With all this in mind, my mind wanders into the realm of possibility again. Meryl has no future projects "solidified" for production coming up over the next year. Five film roles stand out to me that would potentially be great biopic vehicles. Each of them include a lead character with a very distinct voice, which is Meryl's specialty (and something I personally love witnessing). The fun thing is, all five of the below roles actually have completed scripts, just waiting for that elusive green light. Some food for thought amidst these quiet days.

1. Maria Callas in Master Class

I start with this one because it might be the least likely to happen, knowing that it was probably only a "go" if Mike Nichols were still with us. It might be a stretch age-wise for even Meryl at this point as well. But you never know! She'd get to do a Greek-American accent.
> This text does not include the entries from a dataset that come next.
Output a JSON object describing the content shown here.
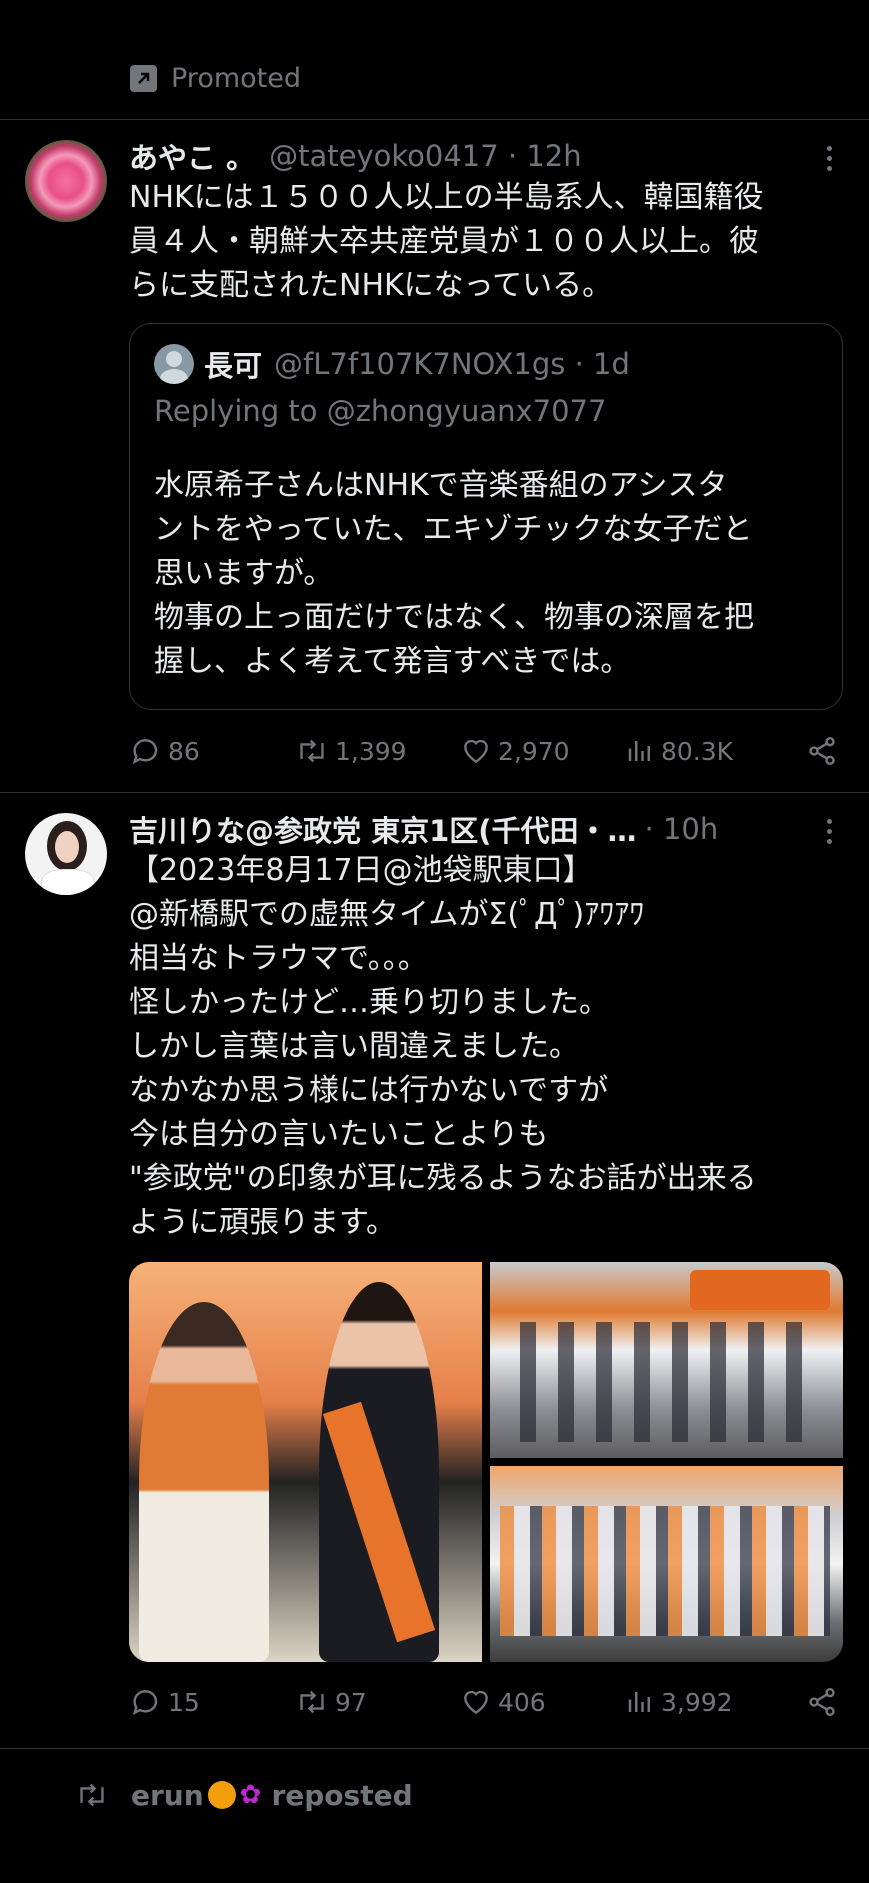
{
  "promoted": {
    "label": "Promoted"
  },
  "tweet1": {
    "name": "あやこ 。",
    "meta": "@tateyoko0417 · 12h",
    "text": "NHKには１５００人以上の半島系人、韓国籍役\n員４人・朝鮮大卒共産党員が１００人以上。彼\nらに支配されたNHKになっている。",
    "quote": {
      "name": "長可",
      "meta": "@fL7f107K7NOX1gs · 1d",
      "replying": "Replying to @zhongyuanx7077",
      "text": "水原希子さんはNHKで音楽番組のアシスタ\nントをやっていた、エキゾチックな女子だと\n思いますが。\n物事の上っ面だけではなく、物事の深層を把\n握し、よく考えて発言すべきでは。"
    },
    "actions": {
      "replies": "86",
      "reposts": "1,399",
      "likes": "2,970",
      "views": "80.3K"
    }
  },
  "tweet2": {
    "name": "吉川りな@参政党 東京1区(千代田・…",
    "meta": "· 10h",
    "text": "【2023年8月17日@池袋駅東口】\n@新橋駅での虚無タイムがΣ(ﾟДﾟ)ｱﾜｱﾜ\n相当なトラウマで。。。\n怪しかったけど…乗り切りました。\nしかし言葉は言い間違えました。\nなかなか思う様には行かないですが\n今は自分の言いたいことよりも\n\"参政党\"の印象が耳に残るようなお話が出来る\nように頑張ります。",
    "actions": {
      "replies": "15",
      "reposts": "97",
      "likes": "406",
      "views": "3,992"
    }
  },
  "repost_banner": {
    "user": "erun",
    "suffix": "reposted"
  },
  "colors": {
    "background": "#000000",
    "text": "#e7e9ea",
    "muted": "#71767b",
    "divider": "#2f3336"
  },
  "icons": [
    "promoted-icon",
    "more-icon",
    "reply-icon",
    "retweet-icon",
    "like-icon",
    "views-icon",
    "share-icon"
  ]
}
2. Diana Nyad in Nyad

Nyad doesn't necessarily have an accent, per se, but she has a distinct speaking style, and often quotes her adoptive father, who was Greek-Egyptian. I've actually read this script, and Nyad speaks some Spanish in it as well. Knowing the Tokyo Olympics are now pushed to 2021, if this were to film at the end of this year, it would be a great film to release during all the competitive hype of The Games next summer.





3. Lilly Ledbetter in Lilly

I've posted about this in recent weeks. Meryl has backed director Rachel Feldman's script about the fair pay activist, and the film is currently listed as "in production" on IMDb. I continue to maintain that it would be super weird to me that if the role is for someone in Meryl's age demographic, that she wouldn't be the first choice to play her. She'd get to do an Alabaman accent.





4. Susan Boyle (no known title, possibly The Woman I Was Born to Be)

It's been almost seven years since rumors first swirled that Meryl was being courted to play the Scottish star made famous after her 2009 appearance on Britain's Got Talent. Those rumors were bolstered a bit more this past fall when it was revealed that the film, based on Boyle's 2010 memoir, was likely moving ahead within the next year. Boyle was quoted as saying that the woman selected to portray her was a "bit of a surprise," and that she had some say in the casting.




5. Anna Anderson in Duchess

This is likely going to be a new one for people. Anderson was an eccentric Prussian woman who fooled many people into believing she was actually the slain Romanov princes, the Grand Duchess Anastasia of Russia. This film has been in development hell since 2014, when it was announced that Glenn Close would be portraying the title character. It's to a be a dark comedy, during the time Anderson's husband sort of kidnaps her out of her court-ordered retirement home to take her on a honeymoon road trip through Virginia.

I doubt at this point it'll ever happen with Close, and I'm sure people will flip out if Meryl ever "stole" the role. Regardless, it'd be an interesting person to see on screen. I've read that Anderson (born
Franziska Schanzkowska) spoke with what was described by some hospital orderlies as "German with a Russian accent."